The Cristero Rebellion inspires homage and this film is dedicated to those who fought and died in the rebellion, yet there are a few surprising holes. Gorostieta says in one scene that “women are as important to this war as any soldier” yet the lone female figure shown collaborating with the League plays a minor role in the larger narrative and the range of female cristero activity shown in the film is limited to the collection of signatures in petition drives and smuggling bullets. Women from all social classes acted as cristeros or as their supporters in a wide range of ways. Notwithstanding, For Greater Glory is a moving and informative film and deserves a wide audience.
For more on the church-state crisis of the post-revolutionary period in Mexico you might enjoy:
Matthew Butler, Popular Piety and Political Identity in Mexico’s Cristero Rebellion: Michoacán, 1927-29 (2004)
And here on NEP: Matthew Butler’s review of Graham Greene’s novel, The Power and the Glory, which takes place during the same period.
Watch “For Greater Glory” here.
National Photo Company, “Gen. P.E. Calles,” 31 October, 1924
National Photo Company via The Library of Congress

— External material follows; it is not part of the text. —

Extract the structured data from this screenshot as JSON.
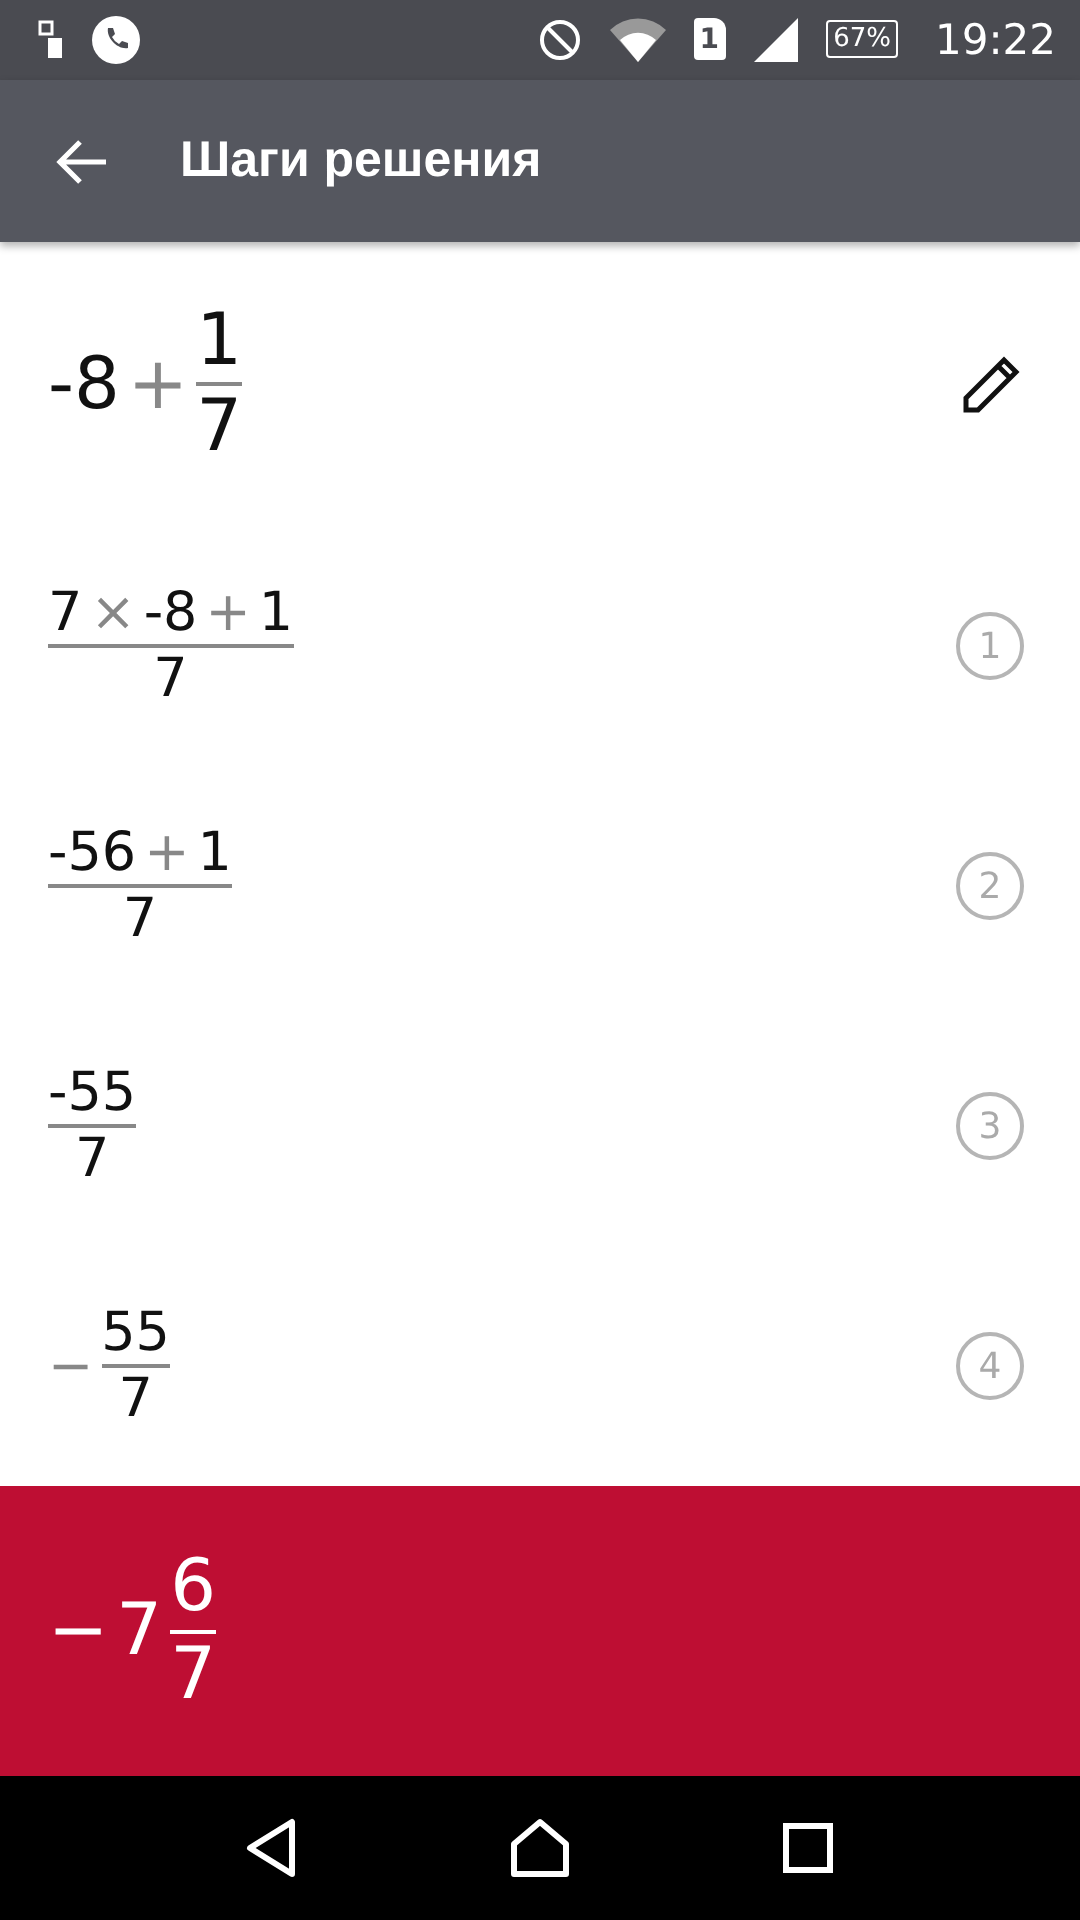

Unknown photographer, Untitled
Unknown photographer via locaburg/Flickr Creative Commons